Nnaemeka Ali, O.M.I
At the Obi, the Igbo People Sit Around the Elders
The place of Obi – the Baraza, among the Igbo people of Nigeria, is sacred. It is almost like the sanctuary, as the discussion is supposed to be sacred. Each person maintains a given position or status. The elder or the owner of the house sits generally at the centre.
On many occasions (and I do not subscribe to it), women do not sit among the men at the Obi. And when they do, they sit by the side. And in many cases, they sit on low seats (and do not ask me why). Children do not also sit at the Obi, and when they do, they are supposed not to talk. When a child is allowed to sit with the elders (men), he feels privileged. And if he is lucky, he uses the opportunity to instruct himself in the arts of public speaking, and how society functions.
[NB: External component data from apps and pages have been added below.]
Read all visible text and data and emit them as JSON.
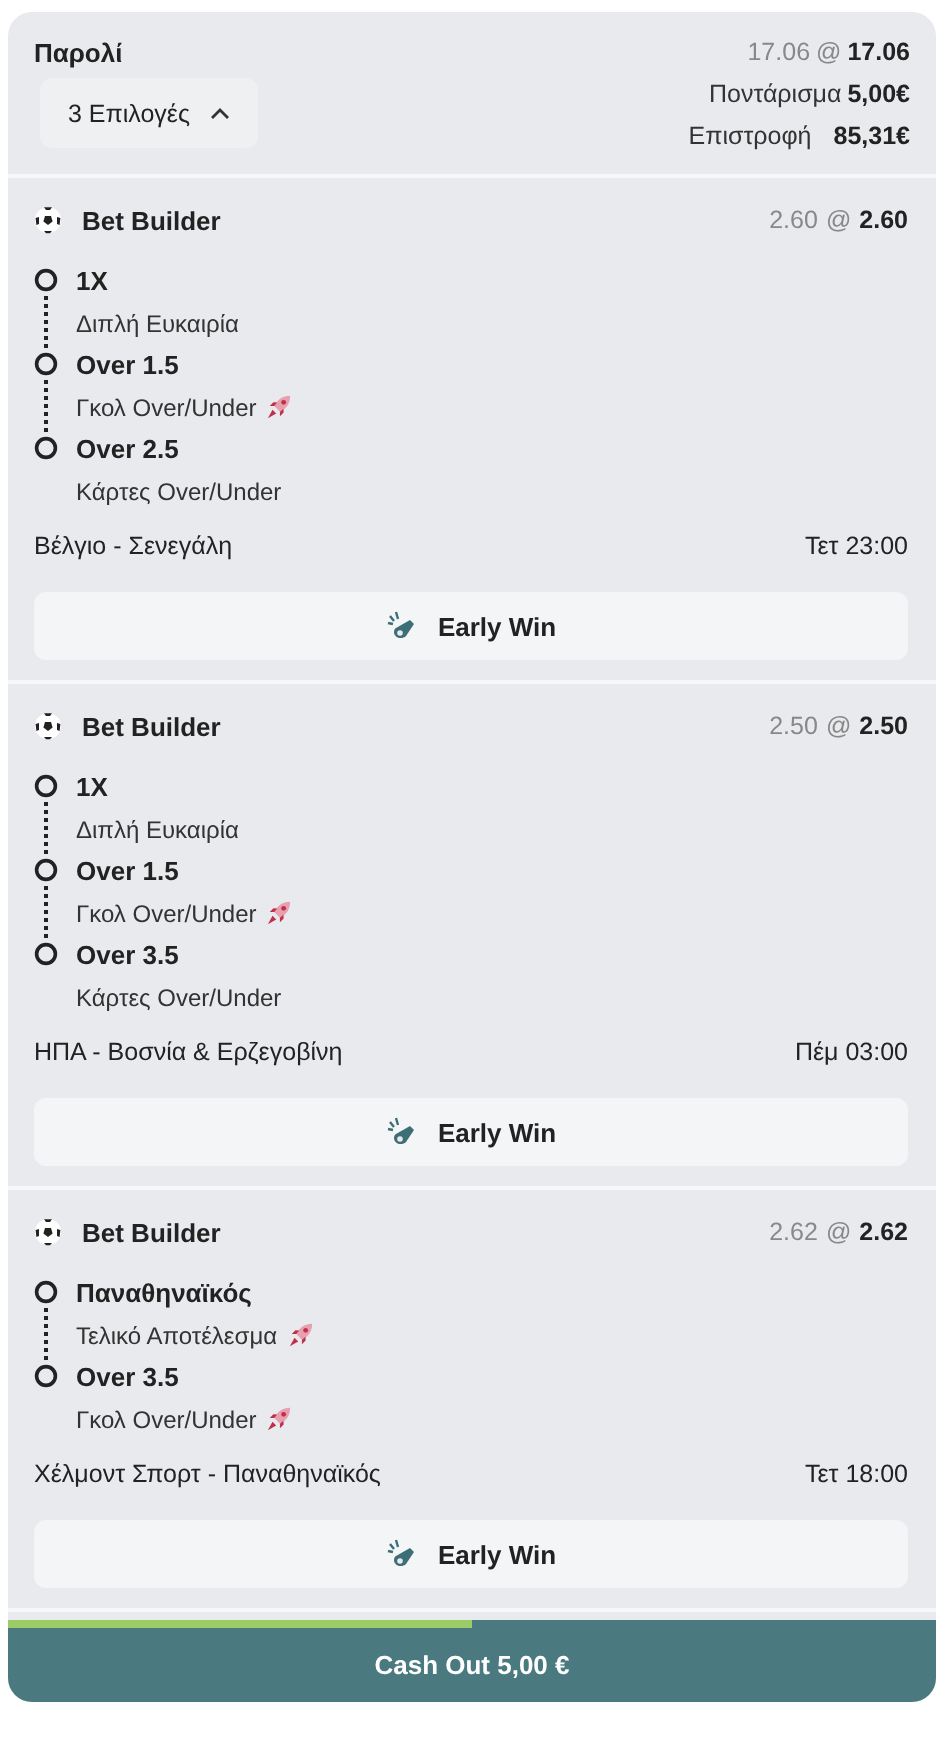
{
  "header": {
    "title": "Παρολί",
    "selections_button": {
      "label": "3 Επιλογές",
      "expanded": true
    },
    "original_odds": "17.06",
    "at": "@",
    "odds": "17.06",
    "stake_label": "Ποντάρισμα",
    "stake": "5,00€",
    "return_label": "Επιστροφή",
    "return": "85,31€"
  },
  "bets": [
    {
      "title": "Bet Builder",
      "original_odds": "2.60",
      "at": "@",
      "odds": "2.60",
      "selections": [
        {
          "pick": "1X",
          "market": "Διπλή Ευκαιρία",
          "boosted": false
        },
        {
          "pick": "Over 1.5",
          "market": "Γκολ Over/Under",
          "boosted": true
        },
        {
          "pick": "Over 2.5",
          "market": "Κάρτες Over/Under",
          "boosted": false
        }
      ],
      "match": "Βέλγιο - Σενεγάλη",
      "time": "Τετ 23:00",
      "button": "Early Win"
    },
    {
      "title": "Bet Builder",
      "original_odds": "2.50",
      "at": "@",
      "odds": "2.50",
      "selections": [
        {
          "pick": "1X",
          "market": "Διπλή Ευκαιρία",
          "boosted": false
        },
        {
          "pick": "Over 1.5",
          "market": "Γκολ Over/Under",
          "boosted": true
        },
        {
          "pick": "Over 3.5",
          "market": "Κάρτες Over/Under",
          "boosted": false
        }
      ],
      "match": "ΗΠΑ - Βοσνία & Ερζεγοβίνη",
      "time": "Πέμ 03:00",
      "button": "Early Win"
    },
    {
      "title": "Bet Builder",
      "original_odds": "2.62",
      "at": "@",
      "odds": "2.62",
      "selections": [
        {
          "pick": "Παναθηναϊκός",
          "market": "Τελικό Αποτέλεσμα",
          "boosted": true
        },
        {
          "pick": "Over 3.5",
          "market": "Γκολ Over/Under",
          "boosted": true
        }
      ],
      "match": "Χέλμοντ Σπορτ - Παναθηναϊκός",
      "time": "Τετ 18:00",
      "button": "Early Win"
    }
  ],
  "cash_out": {
    "level": 0.5,
    "label": "Cash Out 5,00 €"
  }
}
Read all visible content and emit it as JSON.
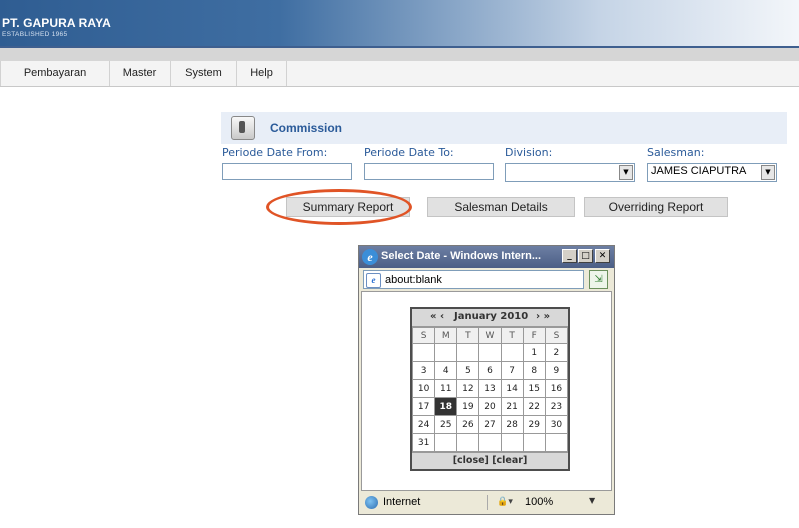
{
  "header": {
    "brand_name": "PT. GAPURA RAYA",
    "brand_sub": "ESTABLISHED 1965"
  },
  "menu": {
    "items": [
      "Pembayaran",
      "Master",
      "System",
      "Help"
    ]
  },
  "commission": {
    "title": "Commission",
    "labels": {
      "date_from": "Periode Date From:",
      "date_to": "Periode Date To:",
      "division": "Division:",
      "salesman": "Salesman:"
    },
    "fields": {
      "date_from": "",
      "date_to": "",
      "division": "",
      "salesman": "JAMES CIAPUTRA"
    },
    "buttons": {
      "summary": "Summary Report",
      "salesman_details": "Salesman Details",
      "overriding": "Overriding Report"
    },
    "highlight_color": "#e05426"
  },
  "popup": {
    "title": "Select Date - Windows Intern...",
    "address": "about:blank",
    "calendar": {
      "nav_prev": "« ‹",
      "month_year": "January 2010",
      "nav_next": "› »",
      "days_of_week": [
        "S",
        "M",
        "T",
        "W",
        "T",
        "F",
        "S"
      ],
      "weeks": [
        [
          "",
          "",
          "",
          "",
          "",
          "1",
          "2"
        ],
        [
          "3",
          "4",
          "5",
          "6",
          "7",
          "8",
          "9"
        ],
        [
          "10",
          "11",
          "12",
          "13",
          "14",
          "15",
          "16"
        ],
        [
          "17",
          "18",
          "19",
          "20",
          "21",
          "22",
          "23"
        ],
        [
          "24",
          "25",
          "26",
          "27",
          "28",
          "29",
          "30"
        ],
        [
          "31",
          "",
          "",
          "",
          "",
          "",
          ""
        ]
      ],
      "selected_day": "18",
      "footer": "[close] [clear]"
    },
    "status": {
      "zone": "Internet",
      "zoom": "100%"
    }
  }
}
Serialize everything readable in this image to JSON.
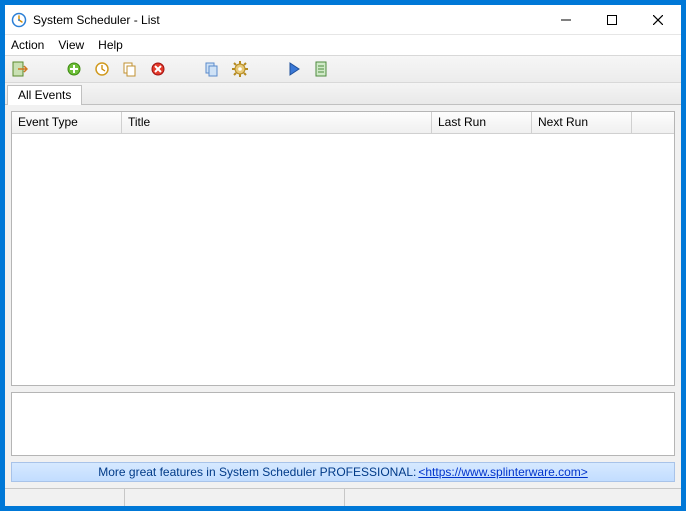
{
  "window": {
    "title": "System Scheduler - List"
  },
  "menubar": {
    "action": "Action",
    "view": "View",
    "help": "Help"
  },
  "tabs": {
    "all_events": "All Events"
  },
  "columns": {
    "event_type": "Event Type",
    "title": "Title",
    "last_run": "Last Run",
    "next_run": "Next Run"
  },
  "promo": {
    "text": "More great features in System Scheduler PROFESSIONAL: ",
    "link": "<https://www.splinterware.com>"
  },
  "rows": []
}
At the Obi, the conversation is generally around tradition, culture, health, the future, and any other thing you can imagine. Among wise elders, no discussion is neutral as in Igbo culture and cosmology, realities interconnect.
The spiritual realm is not in opposition to the physical world. What we do or say in the physical world influences how we relate with both the ancestors and the entire universe. And for this reason, elderly people are very careful in their choices of worlds. They are conscious that the word we say could directly or indirectly hunt the speaker, or even alter realities within our physical world.